Data regarding other neonatal and longer term outcomes are absent or extremely limited. Results from two randomised controlled trials which investigated offspring neurodevelopment and cerebral palsy risk following antibiotic use in the management of spontaneous preterm labour or rupture of membranes are conflicting, although an electronic health record study has since reported a higher risk of cerebral palsy and epilepsy amongst children of women treated with macrolides during pregnancy compared to those of women receiving penicillin. The RCOG advises against routine use of antibiotics for women in premature labour without ruptured membranes, but that antibiotic treatment should not be withheld at any stage in pregnancy if a pregnant woman is showing signs of infection. A single study has identified an association between asthma and in utero exposure to macrolides, but found the same for other antibiotic classes studied and did not take into account other reasons for asthma being more common in these children. 
    
Where possible, the results of culture and sensitivity tests should be available before making a treatment choice in accordance with local prescribing guidelines. If a macrolide is indicated, erythromycin is the preferred choice during pregnancy because there is more documented experience of its use than for other macrolides. 

Exposure to a macrolide antibiotic at any stage in pregnancy would not usually be regarded as medical grounds for termination of pregnancy or any additional fetal monitoring. However, other risk factors may be present in individual cases which may independently increase the risk of adverse pregnancy outcome. Clinicians are reminded of the importance of consideration of such factors when performing case-specific risk assessments.

This document is regularly reviewed and updated. Only use full UKTIS monographs downloaded directly from TOXBASE.org to be sure you are using the most up-to-date version. The summaries of these monographs are openly available on UKTIS.org.

This is a summary of the full UKTIS monograph for health care professionals and should not be used in isolation. The full UKTIS monograph and access to any hyperlinked related documents is available to health care professionals at www.toxbase.org.

If you have a patient with exposure to a drug or chemical and require assistance in making a patient-specific risk assessment, please telephone UKTIS on 0344 892 0909 to discuss the case with a teratology specialist.

If you would like to report a pregnancy to UKTIS please click here to download our pregnancy reporting form. Please encourage all women to complete an online reporting form.
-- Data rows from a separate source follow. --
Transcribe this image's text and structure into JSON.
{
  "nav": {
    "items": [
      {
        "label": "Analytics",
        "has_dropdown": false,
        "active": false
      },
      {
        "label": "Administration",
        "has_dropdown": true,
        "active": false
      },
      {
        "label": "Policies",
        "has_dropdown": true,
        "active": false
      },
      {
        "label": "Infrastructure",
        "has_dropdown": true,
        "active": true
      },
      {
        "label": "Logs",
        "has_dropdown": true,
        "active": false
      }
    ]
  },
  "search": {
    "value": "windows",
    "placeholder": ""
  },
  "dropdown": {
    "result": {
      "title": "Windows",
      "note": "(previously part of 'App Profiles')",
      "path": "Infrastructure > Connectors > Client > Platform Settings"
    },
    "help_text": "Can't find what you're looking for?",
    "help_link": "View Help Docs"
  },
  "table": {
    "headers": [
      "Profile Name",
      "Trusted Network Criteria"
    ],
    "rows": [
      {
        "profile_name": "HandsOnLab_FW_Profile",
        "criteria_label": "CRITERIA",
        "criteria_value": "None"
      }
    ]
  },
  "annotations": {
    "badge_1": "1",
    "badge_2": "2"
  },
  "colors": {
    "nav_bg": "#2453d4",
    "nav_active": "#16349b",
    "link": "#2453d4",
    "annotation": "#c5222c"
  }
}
Disclaimer: Every effort has been made to ensure that this monograph was accurate and up-to-date at the time of writing, however it cannot cover every eventuality and the information providers cannot be held responsible for any adverse outcomes of the measures recommended. The final decision regarding which treatment is used for an individual patient remains the clinical responsibility of the prescriber. This material may be freely reproduced for education and not for profit purposes within the UK National Health Service, however no linking to this website or reproduction by or for commercial organisations is permitted without the express written permission of this service. This document is regularly reviewed and updated. Only use UKTIS monographs downloaded directly from TOXBASE.org or UKTIS.org to ensure you are using the most up-to-date version.